  43. ^ Malone, Michael (September 16, 2013). "Nexstar to Acquire Citadel's Iowa Stations for $88 Million". Broadcasting & Cable. Archived from the original on September 21, 2013. Retrieved September 16, 2013.
  44. ^ Hicks, Lynn (September 16, 2013). "Nexstar buys WOI, other Citadel TV stations in Iowa". Des Moines Register. Archived from the original on September 16, 2013. Retrieved September 16, 2013.
  45. ^ "Consummation Notice". Federal Communications Commission. Archived from the original on March 23, 2014. Retrieved March 17, 2014.
  46. ^ "KCAU station to move studios from downtown to Gordon Drive site". Sioux City Journal. Sioux City, Iowa. November 29, 2016. p. C1. Archived from the original on May 28, 2022. Retrieved May 28, 2022 – via Newspapers.com.
  47. ^ Gallagher, Tim (February 22, 2017). "GALLAGHER: For KCAU staffers an old door closes, a new one opens". Sioux City Journal. Lee Enterprises. Archived from the original on February 25, 2017. Retrieved March 8, 2017.
  48. ^ Horlyk, Earl (June 19, 2020). "Broadcast titan dies at 90". Sioux City Journal. Sioux City, Iowa. p. C3. Archived from the original on May 28, 2022. Retrieved May 28, 2022 – via Newspapers.com.
  49. ^ a b Dreeszen, Dave (March 29, 2003). "Sioux City's first television station, KCAU, marks 50 years on the air". Sioux City Journal. Archived from the original on May 28, 2022. Retrieved March 27, 2014.
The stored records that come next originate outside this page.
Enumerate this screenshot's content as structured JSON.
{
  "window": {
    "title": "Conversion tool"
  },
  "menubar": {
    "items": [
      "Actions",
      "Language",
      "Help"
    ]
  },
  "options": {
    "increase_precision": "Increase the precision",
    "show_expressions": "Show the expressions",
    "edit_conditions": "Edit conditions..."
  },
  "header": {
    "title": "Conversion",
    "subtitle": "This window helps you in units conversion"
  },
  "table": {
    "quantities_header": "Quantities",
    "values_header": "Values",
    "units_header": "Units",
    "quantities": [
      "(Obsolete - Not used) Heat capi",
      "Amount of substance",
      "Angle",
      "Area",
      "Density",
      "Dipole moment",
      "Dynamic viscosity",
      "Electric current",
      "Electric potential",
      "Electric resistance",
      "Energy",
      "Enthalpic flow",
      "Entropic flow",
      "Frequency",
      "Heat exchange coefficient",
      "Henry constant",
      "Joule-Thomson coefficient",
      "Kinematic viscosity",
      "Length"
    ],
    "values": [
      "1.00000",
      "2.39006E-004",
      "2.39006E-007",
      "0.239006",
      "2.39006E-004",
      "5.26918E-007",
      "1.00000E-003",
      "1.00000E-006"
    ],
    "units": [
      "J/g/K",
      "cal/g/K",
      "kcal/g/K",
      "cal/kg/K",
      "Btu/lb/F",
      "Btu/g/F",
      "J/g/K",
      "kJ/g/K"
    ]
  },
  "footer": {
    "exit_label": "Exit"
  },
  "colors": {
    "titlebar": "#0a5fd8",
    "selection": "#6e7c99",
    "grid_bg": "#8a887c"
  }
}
  50. ^ "Talkback". The Los Angeles Times. Los Angeles, California. January 26, 1986. p. Television Times 8. Archived from the original on May 28, 2022. Retrieved May 28, 2022 – via Newspapers.com.
  51. ^ "RabbitEars TV Query for KCAU-TV". rabbitears.info. Archived from the original on March 16, 2016. Retrieved May 28, 2022.
  52. ^ Feenstra, Danielle (July 1, 2021). "KCAU 9 expands over-the-air coverage in Norfolk, Nebraska". KCAU-TV. Archived from the original on July 27, 2021. Retrieved July 27, 2021.
  53. ^ Dreeszen, Dave (February 17, 2009). "Today is the day for digital TV switch". Sioux City Journal.
  54. ^ "DTV Tentative Channel Designations for the First and Second Rounds" (PDF). Federal Communications Commission. May 23, 2006. Archived from the original (PDF) on August 29, 2013. Retrieved August 29, 2021.